* [ACTIVITY]
Everything from the line containing "Decode this image" through the final line of the material is to be restated word for word, and only that.

* [DATASET RECORDS]
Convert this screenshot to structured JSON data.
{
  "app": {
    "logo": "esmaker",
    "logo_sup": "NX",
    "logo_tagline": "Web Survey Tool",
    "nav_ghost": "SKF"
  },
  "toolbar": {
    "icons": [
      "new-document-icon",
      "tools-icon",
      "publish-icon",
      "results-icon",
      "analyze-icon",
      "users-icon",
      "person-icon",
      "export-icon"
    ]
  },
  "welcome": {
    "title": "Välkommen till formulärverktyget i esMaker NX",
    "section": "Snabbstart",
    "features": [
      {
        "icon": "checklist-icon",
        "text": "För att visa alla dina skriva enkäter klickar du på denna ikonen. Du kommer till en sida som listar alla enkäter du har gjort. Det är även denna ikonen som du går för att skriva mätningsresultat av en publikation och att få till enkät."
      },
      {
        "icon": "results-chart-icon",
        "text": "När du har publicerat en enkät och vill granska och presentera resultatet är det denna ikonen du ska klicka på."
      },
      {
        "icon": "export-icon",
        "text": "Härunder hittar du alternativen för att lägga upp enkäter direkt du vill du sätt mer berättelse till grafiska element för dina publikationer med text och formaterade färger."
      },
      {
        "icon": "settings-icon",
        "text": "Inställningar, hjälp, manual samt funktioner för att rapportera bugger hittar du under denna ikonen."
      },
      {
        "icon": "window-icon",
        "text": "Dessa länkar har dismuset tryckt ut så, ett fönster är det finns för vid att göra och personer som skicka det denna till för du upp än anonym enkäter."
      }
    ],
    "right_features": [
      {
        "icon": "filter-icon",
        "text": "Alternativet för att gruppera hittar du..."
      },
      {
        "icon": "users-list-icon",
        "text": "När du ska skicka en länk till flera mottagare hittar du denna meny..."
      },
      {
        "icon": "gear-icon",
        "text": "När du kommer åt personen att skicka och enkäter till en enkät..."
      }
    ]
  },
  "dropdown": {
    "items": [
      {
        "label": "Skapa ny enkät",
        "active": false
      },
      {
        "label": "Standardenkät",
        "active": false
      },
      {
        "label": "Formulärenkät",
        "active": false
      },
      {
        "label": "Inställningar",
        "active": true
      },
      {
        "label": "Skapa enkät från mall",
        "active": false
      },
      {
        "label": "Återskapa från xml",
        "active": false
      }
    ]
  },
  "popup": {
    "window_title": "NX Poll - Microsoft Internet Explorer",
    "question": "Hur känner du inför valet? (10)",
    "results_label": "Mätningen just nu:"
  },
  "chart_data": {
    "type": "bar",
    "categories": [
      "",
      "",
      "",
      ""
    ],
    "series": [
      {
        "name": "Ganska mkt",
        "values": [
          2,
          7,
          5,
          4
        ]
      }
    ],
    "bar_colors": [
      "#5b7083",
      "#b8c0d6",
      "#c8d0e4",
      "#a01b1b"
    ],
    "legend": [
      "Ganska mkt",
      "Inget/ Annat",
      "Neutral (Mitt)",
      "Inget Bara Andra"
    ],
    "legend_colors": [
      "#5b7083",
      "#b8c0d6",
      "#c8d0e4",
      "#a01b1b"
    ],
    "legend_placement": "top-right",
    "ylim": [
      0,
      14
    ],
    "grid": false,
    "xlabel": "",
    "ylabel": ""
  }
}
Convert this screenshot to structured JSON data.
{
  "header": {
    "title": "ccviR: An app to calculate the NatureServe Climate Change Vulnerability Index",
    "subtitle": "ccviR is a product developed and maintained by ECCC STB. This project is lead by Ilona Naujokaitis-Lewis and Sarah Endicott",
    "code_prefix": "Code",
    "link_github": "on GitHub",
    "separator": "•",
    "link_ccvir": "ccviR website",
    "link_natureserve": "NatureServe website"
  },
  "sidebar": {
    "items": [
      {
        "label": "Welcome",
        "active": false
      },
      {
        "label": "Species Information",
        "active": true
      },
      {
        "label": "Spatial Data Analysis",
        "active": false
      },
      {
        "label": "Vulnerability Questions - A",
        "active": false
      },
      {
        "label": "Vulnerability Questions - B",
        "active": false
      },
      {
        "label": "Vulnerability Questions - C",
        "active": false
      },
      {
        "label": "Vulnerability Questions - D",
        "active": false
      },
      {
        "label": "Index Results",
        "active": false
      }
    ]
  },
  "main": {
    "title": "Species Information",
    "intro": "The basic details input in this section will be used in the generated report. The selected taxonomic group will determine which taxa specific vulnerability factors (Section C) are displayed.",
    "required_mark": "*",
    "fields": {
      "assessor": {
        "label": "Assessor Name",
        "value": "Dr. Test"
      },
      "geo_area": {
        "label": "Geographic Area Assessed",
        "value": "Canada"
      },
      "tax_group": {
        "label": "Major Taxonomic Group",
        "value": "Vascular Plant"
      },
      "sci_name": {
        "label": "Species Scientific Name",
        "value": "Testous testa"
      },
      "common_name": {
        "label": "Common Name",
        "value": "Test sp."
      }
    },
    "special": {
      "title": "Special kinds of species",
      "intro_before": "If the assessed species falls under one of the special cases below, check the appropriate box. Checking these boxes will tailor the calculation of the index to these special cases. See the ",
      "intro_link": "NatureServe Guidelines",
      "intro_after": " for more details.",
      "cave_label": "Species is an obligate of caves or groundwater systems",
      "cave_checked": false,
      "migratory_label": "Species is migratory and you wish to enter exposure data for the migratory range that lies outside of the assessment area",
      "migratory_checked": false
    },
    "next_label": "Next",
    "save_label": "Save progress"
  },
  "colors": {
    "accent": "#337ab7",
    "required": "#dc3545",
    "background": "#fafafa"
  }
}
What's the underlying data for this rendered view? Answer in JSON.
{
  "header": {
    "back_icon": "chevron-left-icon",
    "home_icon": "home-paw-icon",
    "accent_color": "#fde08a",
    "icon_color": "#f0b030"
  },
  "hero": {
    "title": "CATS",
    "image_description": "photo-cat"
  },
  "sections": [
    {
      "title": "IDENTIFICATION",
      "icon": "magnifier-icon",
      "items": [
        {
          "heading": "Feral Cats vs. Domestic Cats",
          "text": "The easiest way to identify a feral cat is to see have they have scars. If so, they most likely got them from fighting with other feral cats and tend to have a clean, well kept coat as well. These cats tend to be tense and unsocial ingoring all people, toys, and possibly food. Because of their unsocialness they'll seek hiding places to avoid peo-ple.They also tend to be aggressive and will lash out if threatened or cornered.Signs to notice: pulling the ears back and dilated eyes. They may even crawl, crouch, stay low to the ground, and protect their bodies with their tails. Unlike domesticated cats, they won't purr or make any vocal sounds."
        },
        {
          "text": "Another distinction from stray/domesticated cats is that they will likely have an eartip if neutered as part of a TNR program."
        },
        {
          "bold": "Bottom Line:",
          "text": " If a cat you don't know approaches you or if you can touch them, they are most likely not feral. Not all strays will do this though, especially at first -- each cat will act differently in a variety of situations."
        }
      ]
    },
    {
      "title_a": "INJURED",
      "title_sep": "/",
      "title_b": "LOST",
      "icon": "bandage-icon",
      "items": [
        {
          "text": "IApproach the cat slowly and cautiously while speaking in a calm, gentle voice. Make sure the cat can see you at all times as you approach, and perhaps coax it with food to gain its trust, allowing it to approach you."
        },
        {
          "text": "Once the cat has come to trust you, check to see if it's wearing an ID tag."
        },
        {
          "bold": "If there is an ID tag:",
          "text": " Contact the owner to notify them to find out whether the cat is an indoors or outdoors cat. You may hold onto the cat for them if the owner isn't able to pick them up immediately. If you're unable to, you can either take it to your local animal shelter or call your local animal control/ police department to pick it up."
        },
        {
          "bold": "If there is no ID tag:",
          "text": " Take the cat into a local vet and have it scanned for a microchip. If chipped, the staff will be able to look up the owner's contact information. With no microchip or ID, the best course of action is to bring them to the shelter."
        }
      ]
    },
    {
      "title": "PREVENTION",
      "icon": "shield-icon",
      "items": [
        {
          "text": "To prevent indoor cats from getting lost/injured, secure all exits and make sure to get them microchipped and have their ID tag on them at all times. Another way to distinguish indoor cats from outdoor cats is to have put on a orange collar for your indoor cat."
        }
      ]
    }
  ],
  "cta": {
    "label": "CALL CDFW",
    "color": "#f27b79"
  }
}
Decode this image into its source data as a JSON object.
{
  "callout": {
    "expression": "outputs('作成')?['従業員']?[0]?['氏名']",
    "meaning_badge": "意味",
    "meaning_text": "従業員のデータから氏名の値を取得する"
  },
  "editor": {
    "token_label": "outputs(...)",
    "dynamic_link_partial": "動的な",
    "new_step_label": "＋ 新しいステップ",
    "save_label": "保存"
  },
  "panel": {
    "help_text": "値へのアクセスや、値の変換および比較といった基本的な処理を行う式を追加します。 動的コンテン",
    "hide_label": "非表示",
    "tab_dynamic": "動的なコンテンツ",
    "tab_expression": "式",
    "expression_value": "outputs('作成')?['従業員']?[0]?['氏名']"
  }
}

* [SOLVED EXERCISE]
Decode this image into its source data as a JSON object.
{
  "callout": {
    "expression": "outputs('作成')?['従業員']?[0]?['氏名']",
    "meaning_badge": "意味",
    "meaning_text": "従業員のデータから氏名の値を取得する"
  },
  "editor": {
    "token_label": "outputs(...)",
    "dynamic_link_partial": "動的な",
    "new_step_label": "＋ 新しいステップ",
    "save_label": "保存"
  },
  "panel": {
    "help_text": "値へのアクセスや、値の変換および比較といった基本的な処理を行う式を追加します。 動的コンテン",
    "hide_label": "非表示",
    "tab_dynamic": "動的なコンテンツ",
    "tab_expression": "式",
    "expression_value": "outputs('作成')?['従業員']?[0]?['氏名']"
  }
}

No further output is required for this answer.